Give the entries again exactly, every one of them.

EXTRACTED DATA:
--
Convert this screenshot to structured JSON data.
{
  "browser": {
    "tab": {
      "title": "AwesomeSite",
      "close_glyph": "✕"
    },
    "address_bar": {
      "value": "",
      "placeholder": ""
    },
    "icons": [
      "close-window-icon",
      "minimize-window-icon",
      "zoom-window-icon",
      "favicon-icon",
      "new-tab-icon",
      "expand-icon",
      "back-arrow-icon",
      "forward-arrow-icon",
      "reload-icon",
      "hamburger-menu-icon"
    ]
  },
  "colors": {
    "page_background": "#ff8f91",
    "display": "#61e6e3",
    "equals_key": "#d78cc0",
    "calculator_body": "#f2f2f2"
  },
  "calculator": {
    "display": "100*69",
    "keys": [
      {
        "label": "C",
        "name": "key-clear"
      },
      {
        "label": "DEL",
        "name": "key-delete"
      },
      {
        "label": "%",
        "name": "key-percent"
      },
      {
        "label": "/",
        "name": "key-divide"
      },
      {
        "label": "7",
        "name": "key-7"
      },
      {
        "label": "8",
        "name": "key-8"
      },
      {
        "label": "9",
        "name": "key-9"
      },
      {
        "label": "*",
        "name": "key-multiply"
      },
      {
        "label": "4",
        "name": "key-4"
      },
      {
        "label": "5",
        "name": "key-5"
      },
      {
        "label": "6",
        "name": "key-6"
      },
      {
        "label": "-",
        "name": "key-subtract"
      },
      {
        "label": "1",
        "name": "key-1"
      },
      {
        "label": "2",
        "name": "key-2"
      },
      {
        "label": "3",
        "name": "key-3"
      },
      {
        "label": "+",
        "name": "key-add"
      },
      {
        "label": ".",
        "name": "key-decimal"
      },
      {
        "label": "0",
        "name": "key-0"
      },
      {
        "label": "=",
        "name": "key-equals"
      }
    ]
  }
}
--
EXERCISE RESULT:
Convert this screenshot to structured JSON data.
{
  "browser": {
    "tab": {
      "title": "AwesomeSite",
      "close_glyph": "✕"
    },
    "address_bar": {
      "value": "",
      "placeholder": ""
    },
    "icons": [
      "close-window-icon",
      "minimize-window-icon",
      "zoom-window-icon",
      "favicon-icon",
      "new-tab-icon",
      "expand-icon",
      "back-arrow-icon",
      "forward-arrow-icon",
      "reload-icon",
      "hamburger-menu-icon"
    ]
  },
  "colors": {
    "page_background": "#ff8f91",
    "display": "#61e6e3",
    "equals_key": "#d78cc0",
    "calculator_body": "#f2f2f2"
  },
  "calculator": {
    "display": "100*69",
    "keys": [
      {
        "label": "C",
        "name": "key-clear"
      },
      {
        "label": "DEL",
        "name": "key-delete"
      },
      {
        "label": "%",
        "name": "key-percent"
      },
      {
        "label": "/",
        "name": "key-divide"
      },
      {
        "label": "7",
        "name": "key-7"
      },
      {
        "label": "8",
        "name": "key-8"
      },
      {
        "label": "9",
        "name": "key-9"
      },
      {
        "label": "*",
        "name": "key-multiply"
      },
      {
        "label": "4",
        "name": "key-4"
      },
      {
        "label": "5",
        "name": "key-5"
      },
      {
        "label": "6",
        "name": "key-6"
      },
      {
        "label": "-",
        "name": "key-subtract"
      },
      {
        "label": "1",
        "name": "key-1"
      },
      {
        "label": "2",
        "name": "key-2"
      },
      {
        "label": "3",
        "name": "key-3"
      },
      {
        "label": "+",
        "name": "key-add"
      },
      {
        "label": ".",
        "name": "key-decimal"
      },
      {
        "label": "0",
        "name": "key-0"
      },
      {
        "label": "=",
        "name": "key-equals"
      }
    ]
  }
}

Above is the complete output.